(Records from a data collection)
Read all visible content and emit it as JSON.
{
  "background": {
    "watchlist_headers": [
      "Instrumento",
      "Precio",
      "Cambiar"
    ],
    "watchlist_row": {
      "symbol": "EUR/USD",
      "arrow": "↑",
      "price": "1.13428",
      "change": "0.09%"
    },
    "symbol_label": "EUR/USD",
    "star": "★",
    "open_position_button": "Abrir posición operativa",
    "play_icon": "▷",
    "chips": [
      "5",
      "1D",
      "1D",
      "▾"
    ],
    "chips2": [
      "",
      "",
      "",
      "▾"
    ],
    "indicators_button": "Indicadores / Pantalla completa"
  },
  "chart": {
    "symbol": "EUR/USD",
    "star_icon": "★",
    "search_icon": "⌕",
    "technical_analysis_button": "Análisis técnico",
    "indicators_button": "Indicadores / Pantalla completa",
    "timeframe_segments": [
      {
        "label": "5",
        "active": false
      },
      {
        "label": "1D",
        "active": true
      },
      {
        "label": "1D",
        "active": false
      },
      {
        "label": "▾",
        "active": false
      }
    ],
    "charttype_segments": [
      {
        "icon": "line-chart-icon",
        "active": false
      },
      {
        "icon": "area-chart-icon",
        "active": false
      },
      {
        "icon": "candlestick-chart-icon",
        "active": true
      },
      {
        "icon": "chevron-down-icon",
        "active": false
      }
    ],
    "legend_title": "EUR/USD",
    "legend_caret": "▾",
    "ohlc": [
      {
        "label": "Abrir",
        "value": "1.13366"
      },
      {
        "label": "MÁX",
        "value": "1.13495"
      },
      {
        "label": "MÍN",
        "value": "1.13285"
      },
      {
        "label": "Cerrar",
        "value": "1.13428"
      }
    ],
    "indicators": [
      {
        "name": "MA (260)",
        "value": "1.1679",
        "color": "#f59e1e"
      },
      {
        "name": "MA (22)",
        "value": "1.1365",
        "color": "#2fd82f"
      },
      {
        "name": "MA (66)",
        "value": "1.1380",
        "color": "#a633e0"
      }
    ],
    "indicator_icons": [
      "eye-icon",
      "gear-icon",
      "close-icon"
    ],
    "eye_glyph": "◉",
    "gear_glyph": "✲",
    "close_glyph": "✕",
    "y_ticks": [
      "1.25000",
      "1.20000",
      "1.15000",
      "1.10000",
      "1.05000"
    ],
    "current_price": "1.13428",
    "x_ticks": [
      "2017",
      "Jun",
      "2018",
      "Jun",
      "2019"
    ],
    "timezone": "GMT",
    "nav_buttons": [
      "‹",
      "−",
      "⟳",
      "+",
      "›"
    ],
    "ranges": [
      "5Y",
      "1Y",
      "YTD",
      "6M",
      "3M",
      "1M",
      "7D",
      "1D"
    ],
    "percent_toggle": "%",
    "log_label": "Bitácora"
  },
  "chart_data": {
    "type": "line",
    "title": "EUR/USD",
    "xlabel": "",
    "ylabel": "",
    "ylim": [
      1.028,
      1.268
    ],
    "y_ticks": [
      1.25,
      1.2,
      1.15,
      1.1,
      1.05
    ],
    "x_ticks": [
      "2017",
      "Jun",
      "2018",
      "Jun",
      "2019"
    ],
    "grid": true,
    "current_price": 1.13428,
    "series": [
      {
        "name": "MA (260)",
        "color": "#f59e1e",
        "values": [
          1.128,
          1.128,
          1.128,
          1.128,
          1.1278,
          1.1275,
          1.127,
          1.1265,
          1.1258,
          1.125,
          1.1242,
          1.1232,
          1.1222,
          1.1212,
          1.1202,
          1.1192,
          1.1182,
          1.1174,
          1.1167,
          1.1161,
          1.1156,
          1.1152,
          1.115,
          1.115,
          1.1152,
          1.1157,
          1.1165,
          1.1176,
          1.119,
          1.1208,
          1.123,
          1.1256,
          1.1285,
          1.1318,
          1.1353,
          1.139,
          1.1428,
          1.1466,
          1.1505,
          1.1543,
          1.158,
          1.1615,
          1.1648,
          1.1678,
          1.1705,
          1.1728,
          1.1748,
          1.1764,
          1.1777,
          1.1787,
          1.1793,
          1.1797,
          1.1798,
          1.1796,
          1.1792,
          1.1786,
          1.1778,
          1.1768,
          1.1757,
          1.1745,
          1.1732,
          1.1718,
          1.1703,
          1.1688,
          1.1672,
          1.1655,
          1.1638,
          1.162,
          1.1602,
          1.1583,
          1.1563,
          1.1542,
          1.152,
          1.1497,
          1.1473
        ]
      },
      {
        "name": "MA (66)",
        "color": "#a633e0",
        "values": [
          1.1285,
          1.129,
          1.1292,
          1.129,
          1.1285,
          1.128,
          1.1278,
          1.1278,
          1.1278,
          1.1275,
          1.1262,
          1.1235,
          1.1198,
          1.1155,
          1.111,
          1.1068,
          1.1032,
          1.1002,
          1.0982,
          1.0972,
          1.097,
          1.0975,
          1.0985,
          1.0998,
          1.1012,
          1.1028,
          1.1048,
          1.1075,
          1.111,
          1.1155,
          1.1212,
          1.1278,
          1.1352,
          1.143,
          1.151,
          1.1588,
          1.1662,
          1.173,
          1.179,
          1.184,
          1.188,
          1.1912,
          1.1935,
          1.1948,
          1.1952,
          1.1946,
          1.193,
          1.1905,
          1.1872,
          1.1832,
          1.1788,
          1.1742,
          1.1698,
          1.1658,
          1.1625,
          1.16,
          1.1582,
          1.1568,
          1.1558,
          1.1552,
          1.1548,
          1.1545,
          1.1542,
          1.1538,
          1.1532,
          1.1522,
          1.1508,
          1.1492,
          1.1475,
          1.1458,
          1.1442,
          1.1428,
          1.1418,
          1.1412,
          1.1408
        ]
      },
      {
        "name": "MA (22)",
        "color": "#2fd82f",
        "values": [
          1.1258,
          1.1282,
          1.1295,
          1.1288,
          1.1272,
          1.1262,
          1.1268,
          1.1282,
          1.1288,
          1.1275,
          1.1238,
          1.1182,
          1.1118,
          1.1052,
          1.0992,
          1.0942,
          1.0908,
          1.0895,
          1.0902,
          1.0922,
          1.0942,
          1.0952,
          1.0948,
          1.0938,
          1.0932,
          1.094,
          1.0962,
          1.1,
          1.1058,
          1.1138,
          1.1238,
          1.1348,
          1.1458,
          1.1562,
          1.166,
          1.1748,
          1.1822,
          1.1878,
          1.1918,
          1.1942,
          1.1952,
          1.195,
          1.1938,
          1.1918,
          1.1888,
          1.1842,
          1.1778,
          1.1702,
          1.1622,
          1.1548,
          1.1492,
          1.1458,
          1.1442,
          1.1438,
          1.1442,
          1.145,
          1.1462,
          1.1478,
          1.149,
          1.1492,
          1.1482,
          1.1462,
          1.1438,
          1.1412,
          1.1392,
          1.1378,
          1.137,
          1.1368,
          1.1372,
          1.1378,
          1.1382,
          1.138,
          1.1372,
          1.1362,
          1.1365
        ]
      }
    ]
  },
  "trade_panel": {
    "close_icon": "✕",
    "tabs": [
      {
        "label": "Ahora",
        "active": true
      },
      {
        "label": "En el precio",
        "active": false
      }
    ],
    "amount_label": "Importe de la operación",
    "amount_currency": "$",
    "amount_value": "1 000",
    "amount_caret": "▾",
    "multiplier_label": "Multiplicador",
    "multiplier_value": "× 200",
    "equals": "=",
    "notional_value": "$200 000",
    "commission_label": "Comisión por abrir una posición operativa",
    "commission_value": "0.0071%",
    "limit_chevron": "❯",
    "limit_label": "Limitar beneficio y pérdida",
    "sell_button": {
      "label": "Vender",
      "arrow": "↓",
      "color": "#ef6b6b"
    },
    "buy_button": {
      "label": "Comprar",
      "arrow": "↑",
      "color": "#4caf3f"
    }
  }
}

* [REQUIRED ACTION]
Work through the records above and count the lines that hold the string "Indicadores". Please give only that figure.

* [FINISHED EXERCISE]
2